This is what we've reduced ourselves to. A society that cares based on ethnic and religious sentiments. We've become a society that defines right and wrong based on sentiments. Today in Nigeria, your guilt or innocence in the court of public opinion is not so dependent on the offence in question or on what is morally right or wrong, but on where you come from and what faith you profess to. I don't know what or who is responsible for us becoming slaves to such baseless reasoning. One thing I know is we all wouldn't want our children to grow up like this, having to judge and be judged based on ethnicity and religion.
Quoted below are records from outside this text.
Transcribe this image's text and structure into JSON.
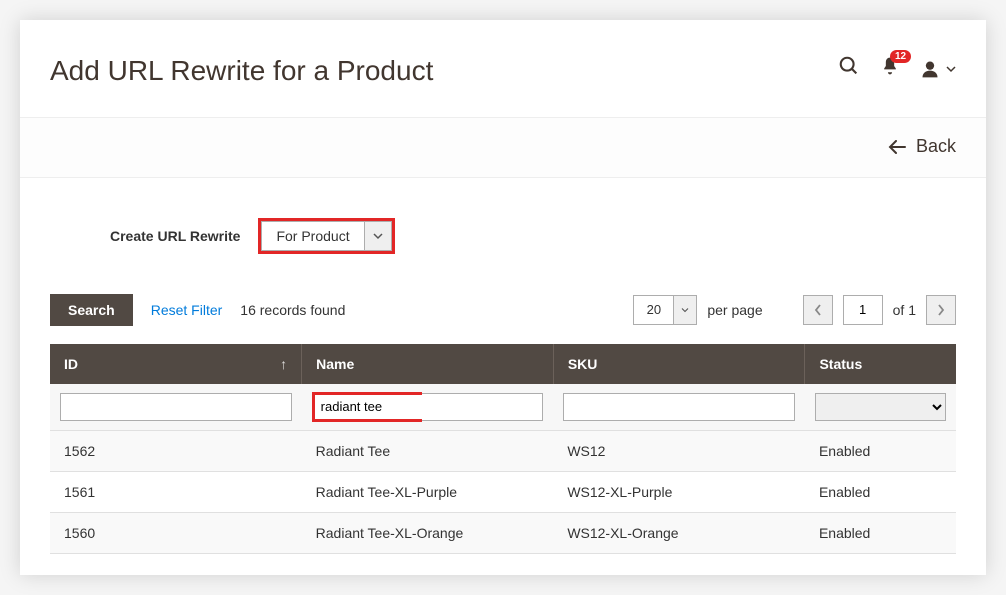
{
  "header": {
    "title": "Add URL Rewrite for a Product",
    "notification_count": "12"
  },
  "action_bar": {
    "back_label": "Back"
  },
  "form": {
    "label": "Create URL Rewrite",
    "selected": "For Product"
  },
  "grid_controls": {
    "search_label": "Search",
    "reset_label": "Reset Filter",
    "records_found": "16 records found",
    "page_size": "20",
    "per_page_label": "per page",
    "current_page": "1",
    "of_label": "of 1"
  },
  "columns": {
    "id": "ID",
    "name": "Name",
    "sku": "SKU",
    "status": "Status"
  },
  "filters": {
    "id": "",
    "name": "radiant tee",
    "sku": "",
    "status": ""
  },
  "rows": [
    {
      "id": "1562",
      "name": "Radiant Tee",
      "sku": "WS12",
      "status": "Enabled"
    },
    {
      "id": "1561",
      "name": "Radiant Tee-XL-Purple",
      "sku": "WS12-XL-Purple",
      "status": "Enabled"
    },
    {
      "id": "1560",
      "name": "Radiant Tee-XL-Orange",
      "sku": "WS12-XL-Orange",
      "status": "Enabled"
    }
  ]
}
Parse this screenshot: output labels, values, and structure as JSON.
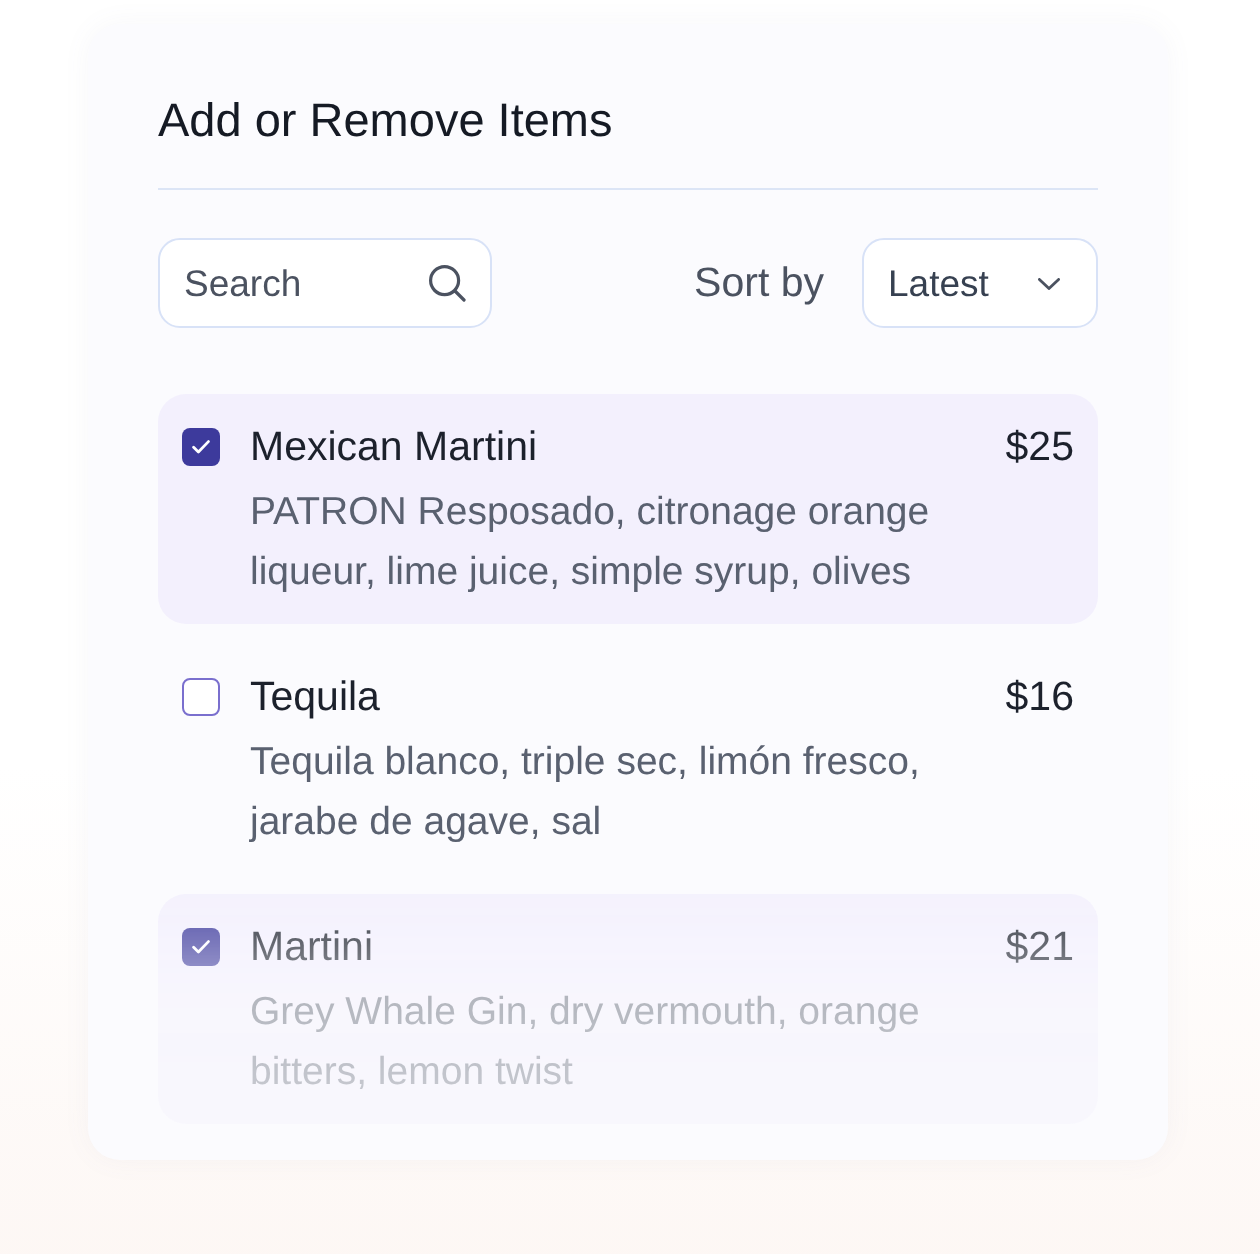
{
  "panel": {
    "title": "Add or Remove Items"
  },
  "search": {
    "placeholder": "Search"
  },
  "sort": {
    "label": "Sort by",
    "value": "Latest"
  },
  "items": [
    {
      "name": "Mexican Martini",
      "price": "$25",
      "description": "PATRON Resposado, citronage orange liqueur, lime juice, simple syrup, olives",
      "checked": true
    },
    {
      "name": "Tequila",
      "price": "$16",
      "description": "Tequila blanco, triple sec, limón fresco, jarabe de agave, sal",
      "checked": false
    },
    {
      "name": "Martini",
      "price": "$21",
      "description": "Grey Whale Gin, dry vermouth, orange bitters, lemon twist",
      "checked": true
    }
  ]
}
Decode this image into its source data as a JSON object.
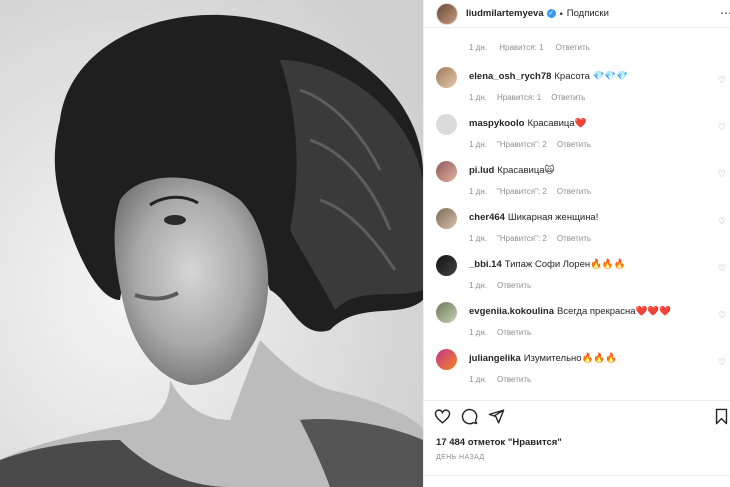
{
  "post": {
    "username": "liudmilartemyeva",
    "follow_label": "Подписки",
    "separator": "•"
  },
  "comments_top": {
    "time": "1 дн.",
    "likes": "Нравится: 1",
    "reply": "Ответить"
  },
  "comments": [
    {
      "user": "elena_osh_rych78",
      "text": "Красота 💎💎💎",
      "time": "1 дн.",
      "likes": "Нравится: 1",
      "reply": "Ответить"
    },
    {
      "user": "maspykoolo",
      "text": "Красавица❤️",
      "time": "1 дн.",
      "likes": "\"Нравится\": 2",
      "reply": "Ответить"
    },
    {
      "user": "pi.lud",
      "text": "Красавица🙀",
      "time": "1 дн.",
      "likes": "\"Нравится\": 2",
      "reply": "Ответить"
    },
    {
      "user": "cher464",
      "text": "Шикарная женщина!",
      "time": "1 дн.",
      "likes": "\"Нравится\": 2",
      "reply": "Ответить"
    },
    {
      "user": "_bbi.14",
      "text": "Типаж Софи Лорен🔥🔥🔥",
      "time": "1 дн.",
      "likes": "",
      "reply": "Ответить"
    },
    {
      "user": "evgeniia.kokoulina",
      "text": "Всегда прекрасна❤️❤️❤️",
      "time": "1 дн.",
      "likes": "",
      "reply": "Ответить"
    },
    {
      "user": "juliangelika",
      "text": "Изумительно🔥🔥🔥",
      "time": "1 дн.",
      "likes": "",
      "reply": "Ответить"
    }
  ],
  "footer": {
    "likes_count": "17 484 отметок \"Нравится\"",
    "date": "ДЕНЬ НАЗАД"
  },
  "colors": {
    "text": "#262626",
    "muted": "#8e8e8e",
    "verified": "#3897f0",
    "heart": "#ed4956"
  },
  "icons": [
    "verified-icon",
    "more-icon",
    "like-icon",
    "comment-icon",
    "share-icon",
    "bookmark-icon",
    "heart-small-icon"
  ]
}
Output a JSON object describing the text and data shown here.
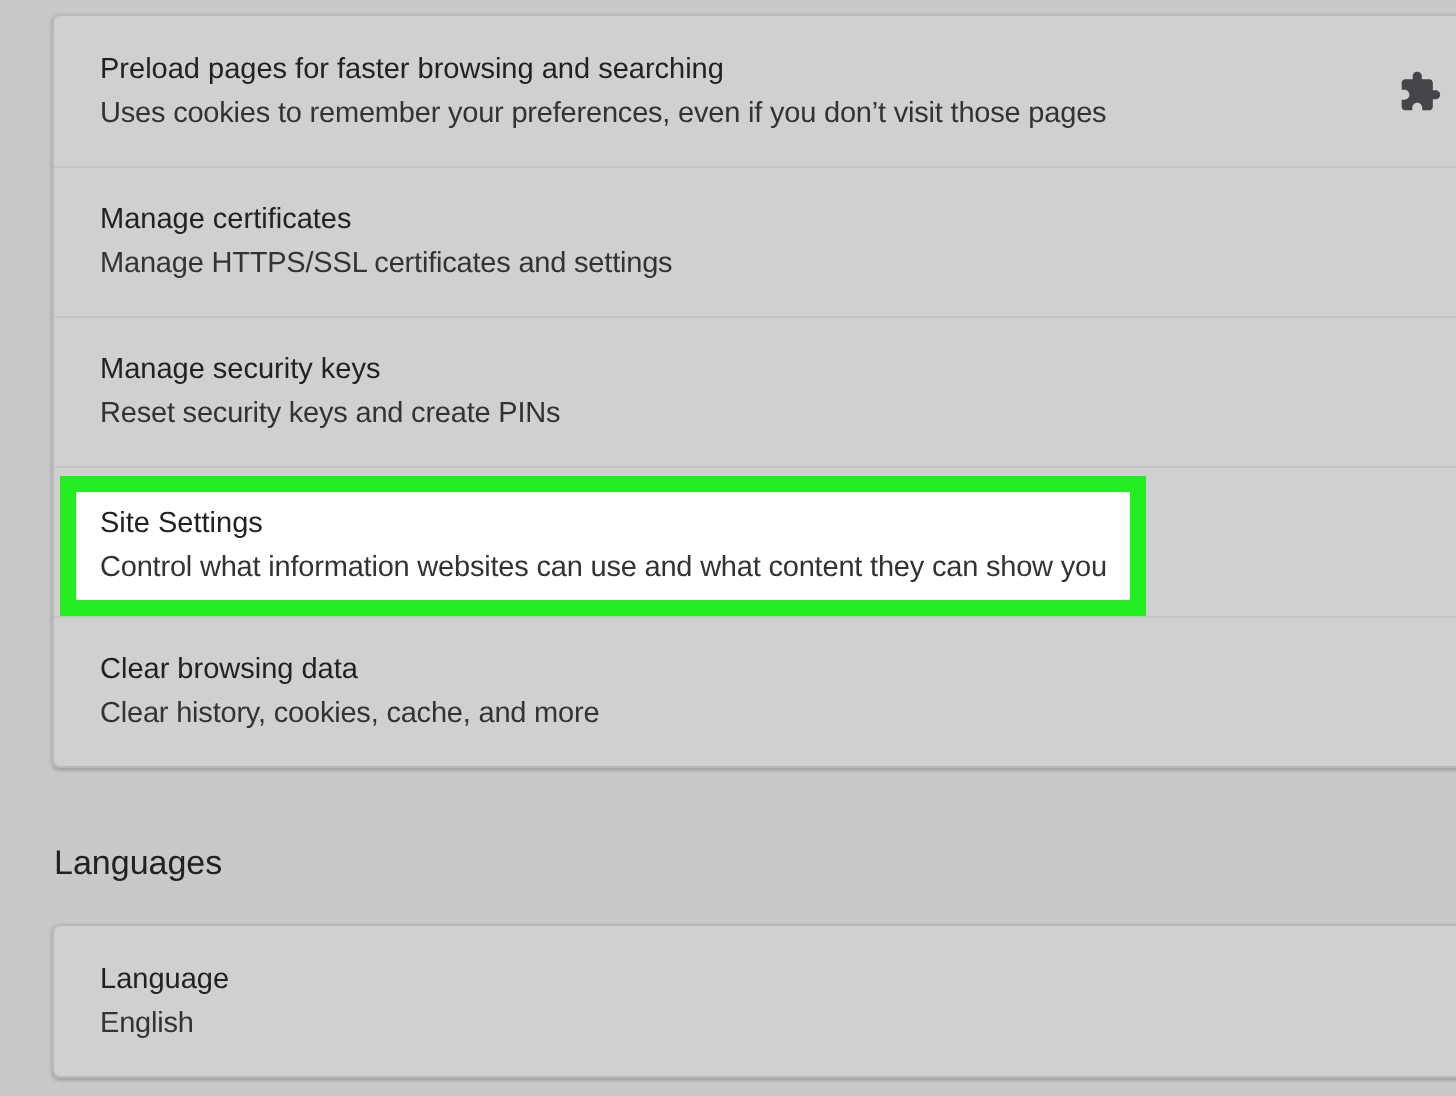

God knows we're having a difficult time navigating the choppy waters of ethnic and religious sentiments as it is.

Mother Theresa once said "the tragedy of the world is that we have forgotten that we all belong to each other". Sadly, that is the tragedy that has befallen us as a nation. We have become so polarized and indifferent to each other's feelings. When a bomb goes off in Maiduguri or Yobe, people in faraway Port Harcourt and Owerri shrug it off because the feeling is it’s a northern problem. When school children are slaughtered in their school in Yobe, it's far removed from us so we carry on as if it’s nothing. When hundreds of parents lose their daughters it's easy to spew harsh words and cruel jokes. We forget that the world is a small place and it gets smaller day by day, thanks to commerce and technology. By our uncaring attitude we failed to realize what was happening; terrorism knows no boundaries or borders. If a bomb could go off in Nyanya, then it could happen anywhere. If school girls could be abducted in Chibok, school girls anywhere could be abducted.

One thing is clear to me though. This lifestyle of bigotry needs to stop somewhere. Our elders sadly, don't seem interested in correcting us from such erring ways as for some of them, these sentiments upon which our society is currently based serve their interests. It would seem they are allergic to change. I believe all hope is not lost for us, the younger generation. We owe it to ourselves and to our children to change, to do better, to be better than our elders. We cannot remain trapped in this vicious cycle that has robbed us of the progress we all so deserve.

As humans, we are all connected one way or another. It doesn't matter where an abduction of school girls takes place or whose daughters are abducted. We know how it would feel as we all have loved ones we would never want to lose in such circumstances. Making jokes about such matters is in very bad taste and totally contradicts our greatest asset; our collective humanity.

By Usman Shamaki
08115900676 (SMS Only)
[email protected]

The views expressed in this article are the author’s own and do not necessarily reflect the editorial policy of SaharaReporters